Cast & Crew
Jim Butler, his daughter Nona and their English servant and friend, Harry Adams, are the only whites living on Sunday Island, a small island in the South Pacific. They live in harmony with the natives, and Jim acts as the local judge, along with the island's chief. Pieter Van Bronck, a Dutch trader and Nazi spy, comes to the island for a visit and presents Nona, whom he desires, with a tame bear, Josephine. Van Bronck wants to buy the island from Jim, but he refuses to sell. Later, after war is declared between America and Japan, two planes engage in a dog fight over the island. One pilot, German Kurt Heiman, bails out while the other, American lieutenant Allan Scott, lands on the island. Heiman finds Scott unconscious in the cockpit of his plane and is about to shoot him when Nona runs up and insists that Heiman help her move Allan to her house. After Allan regains consciousness, Jim, who does not want the pilots to find out that there is oil on the land, tells them that he intends to ship them out in a native boat. However, because Harry is concerned that either pilot may advise his officers that the island could be developed as an air base, Jim decides to let them stay as long as they maintain a truce and cause no trouble. Jim takes possession of the revolver Heiman is carrying, and while Heiman talks and behaves like the Nazi he is, Allan romances Nona. As Jim had feared, both pilots suspect that there may be oil on the island, and after a native leads Heiman to a spot where oil is bubbling out of the ground, Heiman kills him. While Allan attempts to get his plane's radio to function, Heiman tries to kiss Nona, but she slaps him and tells him that she does not like him. Van Bronck then returns for a lengthy visit, and Allan tells Jim that he has managed to fix the radio and requests use of his battery in order to summon a rescue party. After Jim refuses, wishing to keep the island remote from the war, Harry tells Allan that Jim was a captain in World War I and saved his life in France. Later, Harry explains, he visited Jim in New York and discovered that he had suffered several tragedies, including the death of his wife and the failure of his business. Jim, Nona, then five years old, and Harry packed up, left America and found Sunday Island. Later, Jim changes his mind about the battery, but they discover that Heiman has already taken it. Van Bronck introduces himself to Heiman as a captain in German intelligence and reveals that he, too, knows about the island's oil. Together they send a radio message to the Japanese, but when they are about to be caught, Van Bronck shoots the chief's son, who has been guarding the plane, slugs Heiman, smashes the radio and pretends that Heiman did the killing and that he, Van Bronck, discovered it. Jim imprisons Heiman but the chief demands that Jim turn him over to the islanders to be dealt with under their system of justice. Later, Van Bronck frees Heiman, but Nona sees them. Heiman takes her to another part of the island.

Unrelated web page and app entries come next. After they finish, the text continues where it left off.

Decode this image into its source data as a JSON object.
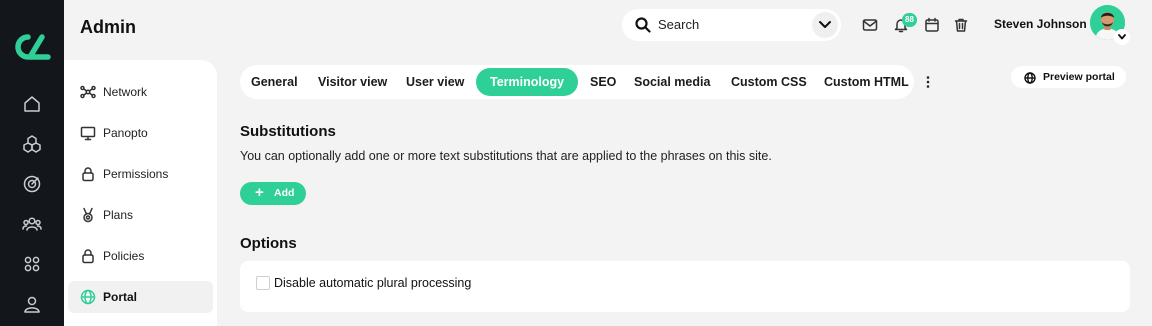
{
  "header": {
    "title": "Admin",
    "search_placeholder": "Search",
    "notification_count": "88",
    "user_name": "Steven Johnson"
  },
  "rail": {
    "icons": [
      "home-icon",
      "cubes-icon",
      "target-icon",
      "users-icon",
      "apps-grid-icon",
      "user-icon"
    ]
  },
  "subnav": {
    "items": [
      {
        "label": "Network",
        "icon": "network-icon"
      },
      {
        "label": "Panopto",
        "icon": "monitor-icon"
      },
      {
        "label": "Permissions",
        "icon": "lock-icon"
      },
      {
        "label": "Plans",
        "icon": "medal-icon"
      },
      {
        "label": "Policies",
        "icon": "lock-icon"
      },
      {
        "label": "Portal",
        "icon": "globe-icon",
        "active": true
      }
    ]
  },
  "tabs": {
    "items": [
      "General",
      "Visitor view",
      "User view",
      "Terminology",
      "SEO",
      "Social media",
      "Custom CSS",
      "Custom HTML"
    ],
    "active": "Terminology"
  },
  "preview_button": "Preview portal",
  "substitutions": {
    "title": "Substitutions",
    "description": "You can optionally add one or more text substitutions that are applied to the phrases on this site.",
    "add_label": "Add"
  },
  "options": {
    "title": "Options",
    "checkbox_label": "Disable automatic plural processing",
    "checked": false
  },
  "colors": {
    "accent": "#2fcf98",
    "rail": "#13161b",
    "background": "#f3f3f3"
  }
}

When the chief asserts that the guard was attacked by Van Bronck, Jim accuses Van Bronck, who draws a gun on him then runs off, but is killed by the chief. Jim, Allan, Harry and several natives track Heiman and Nona through the island and Allan eventually finds them. After a long fight, Allan overpowers Heiman. As the natives take Heiman away, a Japanese transport plane passes overhead and lands on a beach. When the Japanese attack the barricaded house, the natives assist Jim, Allan and Harry in defeating them. Allan broadcasts over the radio in the Japanese plane to summon American bombers to use Sunday Island as a base. After Jim decides to stay and help in the war effort, Allan proposes to Nona and, as the American planes arrive, is accepted.
George Wallace Sayre
This film opens with the following written foreword: "There was a time...before Pearl Harbor...if you can remember back that far...when the islands in the vast reaches of the South Pacific...mere dots on your map...were popularly known as Tropical Paradises. This is the story of a man and his Paradise. A man, who like all of us, wants his peace and the right to live his own free life." Another song by Edward Cherkose and Edward Kay is heard in the film, but the title has not been identified.